I agree with all of above about pollination. In addition I have found that although the courgettes do grow prolifically in the polytunnel and you can have earlier fruiting, a lot more will go this way inside than out (perhaps due to less pollinators getting into the tunnel), but also the plants energy seems to go into leaf production rather than fruit production. So overall I think it might be better to pull up the polytunnel courgette plants once the outside ones start to produce.
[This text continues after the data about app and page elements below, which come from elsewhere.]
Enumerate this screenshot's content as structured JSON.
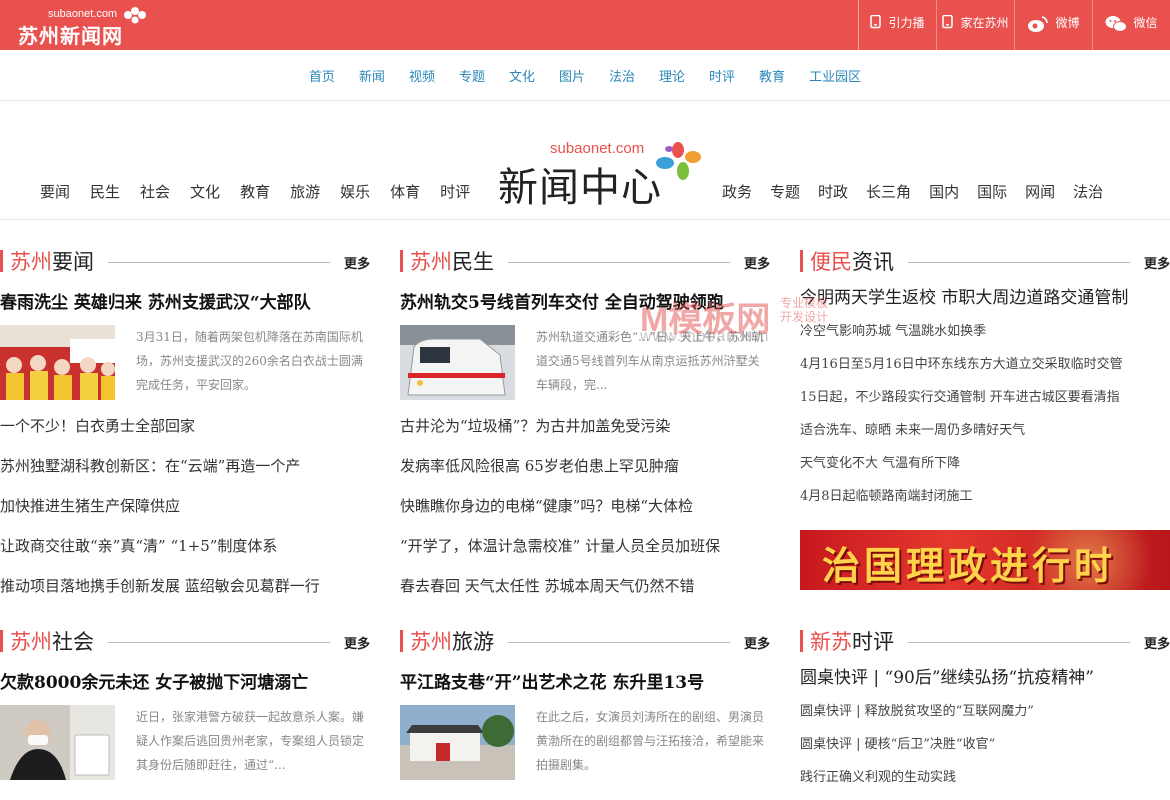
{
  "brand": {
    "domain": "subaonet.com",
    "name": "苏州新闻网",
    "colors": {
      "accent": "#e9514f",
      "link": "#2a88b9"
    }
  },
  "toplinks": [
    {
      "label": "引力播",
      "icon": "mobile-icon"
    },
    {
      "label": "家在苏州",
      "icon": "mobile-icon"
    },
    {
      "label": "微博",
      "icon": "weibo-icon"
    },
    {
      "label": "微信",
      "icon": "wechat-icon"
    }
  ],
  "nav": [
    "首页",
    "新闻",
    "视频",
    "专题",
    "文化",
    "图片",
    "法治",
    "理论",
    "时评",
    "教育",
    "工业园区"
  ],
  "header": {
    "logo_domain": "subaonet.com",
    "logo_text": "新闻中心",
    "left_links": [
      "要闻",
      "民生",
      "社会",
      "文化",
      "教育",
      "旅游",
      "娱乐",
      "体育",
      "时评"
    ],
    "right_links": [
      "政务",
      "专题",
      "时政",
      "长三角",
      "国内",
      "国际",
      "网闻",
      "法治"
    ]
  },
  "more_label": "更多",
  "sections": {
    "yaowen": {
      "title_red": "苏州",
      "title_black": "要闻",
      "lead": "春雨洗尘 英雄归来 苏州支援武汉“大部队",
      "summary": "3月31日，随着两架包机降落在苏南国际机场，苏州支援武汉的260余名白衣战士圆满完成任务，平安回家。",
      "items": [
        "一个不少！白衣勇士全部回家",
        "苏州独墅湖科教创新区：在“云端”再造一个产",
        "加快推进生猪生产保障供应",
        "让政商交往敢“亲”真“清” “1+5”制度体系",
        "推动项目落地携手创新发展 蓝绍敏会见葛群一行"
      ]
    },
    "minsheng": {
      "title_red": "苏州",
      "title_black": "民生",
      "lead": "苏州轨交5号线首列车交付 全自动驾驶领跑",
      "summary": "苏州轨道交通彩色“...”日，天上午，苏州轨道交通5号线首列车从南京运抵苏州浒墅关车辆段，完...",
      "items": [
        "古井沦为“垃圾桶”？为古井加盖免受污染",
        "发病率低风险很高 65岁老伯患上罕见肿瘤",
        "快瞧瞧你身边的电梯“健康”吗？电梯“大体检",
        "“开学了，体温计急需校准” 计量人员全员加班保",
        "春去春回 天气太任性 苏城本周天气仍然不错"
      ]
    },
    "bianmin": {
      "title_red": "便民",
      "title_black": "资讯",
      "items": [
        "今明两天学生返校 市职大周边道路交通管制",
        "冷空气影响苏城 气温跳水如换季",
        "4月16日至5月16日中环东线东方大道立交采取临时交管",
        "15日起，不少路段实行交通管制 开车进古城区要看清指",
        "适合洗车、晾晒 未来一周仍多晴好天气",
        "天气变化不大 气温有所下降",
        "4月8日起临顿路南端封闭施工"
      ],
      "banner": "治国理政进行时"
    },
    "shehui": {
      "title_red": "苏州",
      "title_black": "社会",
      "lead": "欠款8000余元未还 女子被抛下河塘溺亡",
      "summary": "近日，张家港警方破获一起故意杀人案。嫌疑人作案后逃回贵州老家，专案组人员锁定其身份后随即赶往，通过“..."
    },
    "lvyou": {
      "title_red": "苏州",
      "title_black": "旅游",
      "lead": "平江路支巷“开”出艺术之花 东升里13号",
      "summary": "在此之后，女演员刘涛所在的剧组、男演员黄渤所在的剧组都曾与汪拓接洽，希望能来拍摄剧集。"
    },
    "shiping": {
      "title_red": "新苏",
      "title_black": "时评",
      "items": [
        "圆桌快评 | “90后”继续弘扬“抗疫精神”",
        "圆桌快评 | 释放脱贫攻坚的“互联网魔力”",
        "圆桌快评 | 硬核“后卫”决胜“收官”",
        "践行正确义利观的生动实践"
      ]
    }
  },
  "watermark": {
    "big": "模板网",
    "url": "www.moban.kim",
    "side1": "专业模板",
    "side2": "开发设计"
  }
}
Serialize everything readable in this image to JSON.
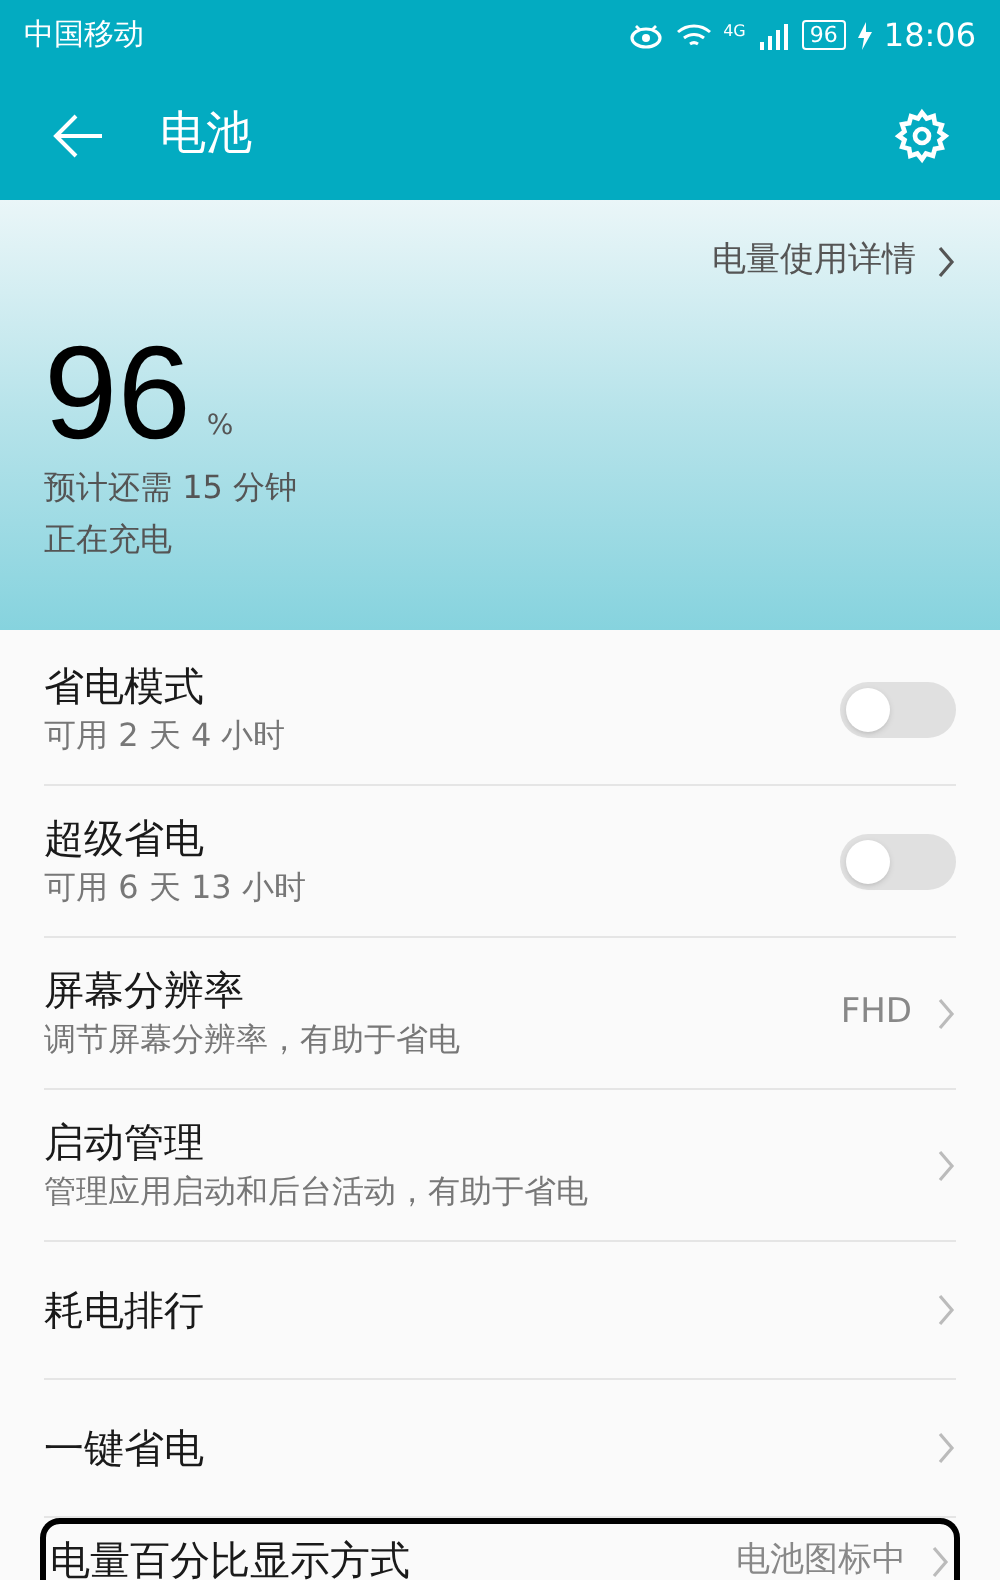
{
  "status_bar": {
    "carrier": "中国移动",
    "network": "4G",
    "battery": "96",
    "time": "18:06"
  },
  "header": {
    "title": "电池"
  },
  "summary": {
    "details_link": "电量使用详情",
    "percent": "96",
    "unit": "%",
    "estimate": "预计还需 15 分钟",
    "state": "正在充电"
  },
  "settings": [
    {
      "kind": "toggle",
      "title": "省电模式",
      "subtitle": "可用 2 天 4 小时",
      "on": false
    },
    {
      "kind": "toggle",
      "title": "超级省电",
      "subtitle": "可用 6 天 13 小时",
      "on": false
    },
    {
      "kind": "link",
      "title": "屏幕分辨率",
      "subtitle": "调节屏幕分辨率，有助于省电",
      "value": "FHD"
    },
    {
      "kind": "link",
      "title": "启动管理",
      "subtitle": "管理应用启动和后台活动，有助于省电"
    },
    {
      "kind": "link",
      "title": "耗电排行"
    },
    {
      "kind": "link",
      "title": "一键省电"
    },
    {
      "kind": "link",
      "title": "电量百分比显示方式",
      "value": "电池图标中",
      "highlighted": true
    }
  ]
}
We did not bother with courgettes in the PT this year after the last couple of years when a lot of space was taken up with little benefit
Title: Re: Courgettes
Post by: Fleecewife on August 01, 2014, 11:17:13 am
We have to grow our courgettes in the tunnel because they simply wouldn't grow outdoors here - we've tried it several times.  We have some comfrey inside the tunnel (mulch which grew  ::)) and that flowers really early.  Between that comfrey and the over wintered brassicas which ran to flowers, our polytunnel was buzzing.  We also had strawbs in flower in there, but we rarely saw a bee on them - they were getting drunk on the brassicas and comfrey.  However, they clearly were pollinating the strawbs too because we had a bumper crop of well pollinated fruit.  The ways of bees are mysterious  8)  :bee: :bee: :bee:

Simon, you have your wonderful walled garden, so can grow so much that we can't up here - you're so lucky  :thumbsup:  :garden:
Title: Re: Courgettes
Post by: Simon O on August 01, 2014, 11:45:27 am
Yes I know you are higher and colder and windier there Juliet so that's what you need to do. Our outside courgettes which started a bit weak and late are now right into their productive phase with a great big tub full every few days!! it's so hard to catch them before they get big as it seems to happen overnight. Trying to grow squash in the PT this year as they did not mature outside last year - they are taking over the place with plenty of small fruit coming